Anti-metric campaigners are celebrating after a council was forced to modify 30 of its public rights of way signs.
Campaigners fear seeing metric signs on Britain's road
City of York Council erected the path markers with distances in kilometres (km) instead of miles, which is not authorised under highways regulations.
On Thursday, the authority said it had ordered plastic discs to fix over the offending metric distances.
The Active Resistance to Metrication, which takes direct action to change metric signs, welcomed the decision.
The authority is not replacing the signs but said the discs displaying the imperial distances would be put up over the next few weeks.

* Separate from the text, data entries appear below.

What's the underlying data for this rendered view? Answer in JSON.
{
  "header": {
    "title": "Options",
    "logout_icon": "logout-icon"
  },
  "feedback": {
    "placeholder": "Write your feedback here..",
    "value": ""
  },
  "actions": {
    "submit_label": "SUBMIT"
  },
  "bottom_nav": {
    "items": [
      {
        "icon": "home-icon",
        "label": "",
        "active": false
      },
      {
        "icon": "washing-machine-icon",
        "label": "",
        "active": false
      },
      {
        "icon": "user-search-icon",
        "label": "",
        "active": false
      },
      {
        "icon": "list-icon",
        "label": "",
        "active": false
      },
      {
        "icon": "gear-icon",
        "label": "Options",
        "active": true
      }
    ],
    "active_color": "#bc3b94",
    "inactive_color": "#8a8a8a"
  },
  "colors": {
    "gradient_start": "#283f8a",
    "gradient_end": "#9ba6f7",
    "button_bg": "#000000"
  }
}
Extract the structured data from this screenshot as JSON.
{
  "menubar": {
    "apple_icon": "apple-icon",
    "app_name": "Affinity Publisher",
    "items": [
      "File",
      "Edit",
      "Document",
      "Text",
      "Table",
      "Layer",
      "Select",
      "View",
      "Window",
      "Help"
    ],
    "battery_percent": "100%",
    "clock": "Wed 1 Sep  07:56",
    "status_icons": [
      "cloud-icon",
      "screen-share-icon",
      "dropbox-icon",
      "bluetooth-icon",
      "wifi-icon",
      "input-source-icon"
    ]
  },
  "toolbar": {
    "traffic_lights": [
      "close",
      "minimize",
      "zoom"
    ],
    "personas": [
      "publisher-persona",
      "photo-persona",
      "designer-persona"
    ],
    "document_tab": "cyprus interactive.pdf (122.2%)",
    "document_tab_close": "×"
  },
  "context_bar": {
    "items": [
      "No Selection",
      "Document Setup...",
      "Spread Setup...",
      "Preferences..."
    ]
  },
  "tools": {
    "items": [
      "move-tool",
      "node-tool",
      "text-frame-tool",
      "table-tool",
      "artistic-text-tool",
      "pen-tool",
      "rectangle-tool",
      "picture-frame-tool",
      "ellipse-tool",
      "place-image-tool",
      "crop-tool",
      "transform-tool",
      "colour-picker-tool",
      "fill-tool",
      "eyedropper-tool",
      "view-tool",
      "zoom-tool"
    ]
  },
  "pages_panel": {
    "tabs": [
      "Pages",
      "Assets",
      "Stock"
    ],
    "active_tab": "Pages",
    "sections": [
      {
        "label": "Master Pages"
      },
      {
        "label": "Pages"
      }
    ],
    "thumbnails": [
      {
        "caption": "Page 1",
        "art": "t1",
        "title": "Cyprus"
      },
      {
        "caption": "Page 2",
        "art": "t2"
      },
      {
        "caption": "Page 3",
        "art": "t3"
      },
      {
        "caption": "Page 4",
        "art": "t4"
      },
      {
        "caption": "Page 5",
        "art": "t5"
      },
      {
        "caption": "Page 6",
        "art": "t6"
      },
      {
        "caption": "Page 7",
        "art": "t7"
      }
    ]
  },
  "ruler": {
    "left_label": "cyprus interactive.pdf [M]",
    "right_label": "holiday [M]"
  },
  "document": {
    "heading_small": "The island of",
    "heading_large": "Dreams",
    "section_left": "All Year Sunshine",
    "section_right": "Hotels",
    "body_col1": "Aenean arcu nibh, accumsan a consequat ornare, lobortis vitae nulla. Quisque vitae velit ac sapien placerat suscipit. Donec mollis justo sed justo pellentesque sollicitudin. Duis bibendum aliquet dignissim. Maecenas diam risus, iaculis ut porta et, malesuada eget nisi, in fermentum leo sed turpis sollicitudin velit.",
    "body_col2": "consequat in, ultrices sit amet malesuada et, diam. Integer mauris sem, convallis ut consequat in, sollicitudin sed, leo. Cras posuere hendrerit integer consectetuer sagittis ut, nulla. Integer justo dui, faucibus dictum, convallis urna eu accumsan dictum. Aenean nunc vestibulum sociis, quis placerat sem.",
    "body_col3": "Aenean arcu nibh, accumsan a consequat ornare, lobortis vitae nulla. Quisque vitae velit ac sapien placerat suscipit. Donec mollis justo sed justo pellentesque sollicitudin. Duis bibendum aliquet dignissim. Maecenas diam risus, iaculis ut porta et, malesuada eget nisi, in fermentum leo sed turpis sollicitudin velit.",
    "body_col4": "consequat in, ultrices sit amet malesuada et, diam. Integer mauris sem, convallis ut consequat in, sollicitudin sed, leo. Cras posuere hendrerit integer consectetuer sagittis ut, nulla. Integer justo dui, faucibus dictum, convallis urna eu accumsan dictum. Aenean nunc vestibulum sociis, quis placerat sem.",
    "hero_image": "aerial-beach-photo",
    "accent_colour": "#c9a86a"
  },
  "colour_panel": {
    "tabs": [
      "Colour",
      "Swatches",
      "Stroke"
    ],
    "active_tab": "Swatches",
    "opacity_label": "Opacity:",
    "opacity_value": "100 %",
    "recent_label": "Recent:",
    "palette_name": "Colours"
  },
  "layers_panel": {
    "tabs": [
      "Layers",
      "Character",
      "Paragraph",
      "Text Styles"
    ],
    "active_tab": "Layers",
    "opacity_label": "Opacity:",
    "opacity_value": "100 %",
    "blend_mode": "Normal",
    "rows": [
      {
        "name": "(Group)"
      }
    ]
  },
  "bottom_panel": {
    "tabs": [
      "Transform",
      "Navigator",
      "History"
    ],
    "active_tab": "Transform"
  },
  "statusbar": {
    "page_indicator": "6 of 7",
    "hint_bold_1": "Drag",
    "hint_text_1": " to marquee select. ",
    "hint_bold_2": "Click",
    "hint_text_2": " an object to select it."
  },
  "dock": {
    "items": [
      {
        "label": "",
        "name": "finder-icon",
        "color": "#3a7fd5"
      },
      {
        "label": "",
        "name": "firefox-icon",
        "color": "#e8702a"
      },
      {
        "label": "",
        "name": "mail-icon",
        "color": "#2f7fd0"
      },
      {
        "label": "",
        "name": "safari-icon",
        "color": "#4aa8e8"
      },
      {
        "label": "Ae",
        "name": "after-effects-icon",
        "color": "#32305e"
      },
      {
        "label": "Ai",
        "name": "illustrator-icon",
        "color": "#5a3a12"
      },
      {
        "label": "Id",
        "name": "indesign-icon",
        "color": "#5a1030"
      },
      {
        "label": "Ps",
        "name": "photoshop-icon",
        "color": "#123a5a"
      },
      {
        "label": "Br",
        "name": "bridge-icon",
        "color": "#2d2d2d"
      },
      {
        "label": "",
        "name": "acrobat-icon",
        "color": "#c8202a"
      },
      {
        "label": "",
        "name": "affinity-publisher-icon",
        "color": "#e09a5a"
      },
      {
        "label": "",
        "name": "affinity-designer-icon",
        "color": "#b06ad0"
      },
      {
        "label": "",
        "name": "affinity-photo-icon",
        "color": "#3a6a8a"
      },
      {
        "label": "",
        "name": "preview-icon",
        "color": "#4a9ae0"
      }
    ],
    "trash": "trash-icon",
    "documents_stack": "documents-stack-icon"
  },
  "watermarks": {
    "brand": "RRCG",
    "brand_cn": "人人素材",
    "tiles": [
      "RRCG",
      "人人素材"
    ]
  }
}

A spokeswoman said: "This was a genuine error and as soon as it was brought to our attention, we took measures to amend it.
"Giving information on a footpath sign such as the distance and destination is discretionary and we thought the public would appreciate this extra detail.
"The Ordnance Survey maps that we use to measure the footpaths are metric and the walk packs that we sell describe walks in kilometres so it made sense to the officer who ordered the signs to give corresponding information."
Campaigners say any sign which incorporates metric distances is not a traffic sign within the meaning of section 64 of the Road Traffic Regulation Act 1984.
Protest group Active Resistance to Metrication (Arm) therefore believes people who alter road signs displaying metric distances can defend their actions under section 131 of the Highways Act 1980.
Peter Rogers, a supporter of the group, said: "Each time we are successful, it is a small but significant step towards eradicating them from our country.
"The imperial weights and measures of this country are part of our traditions and part of our culture.
"The attempts to impose metric signs is one by stealth and deception and has been going on for many years."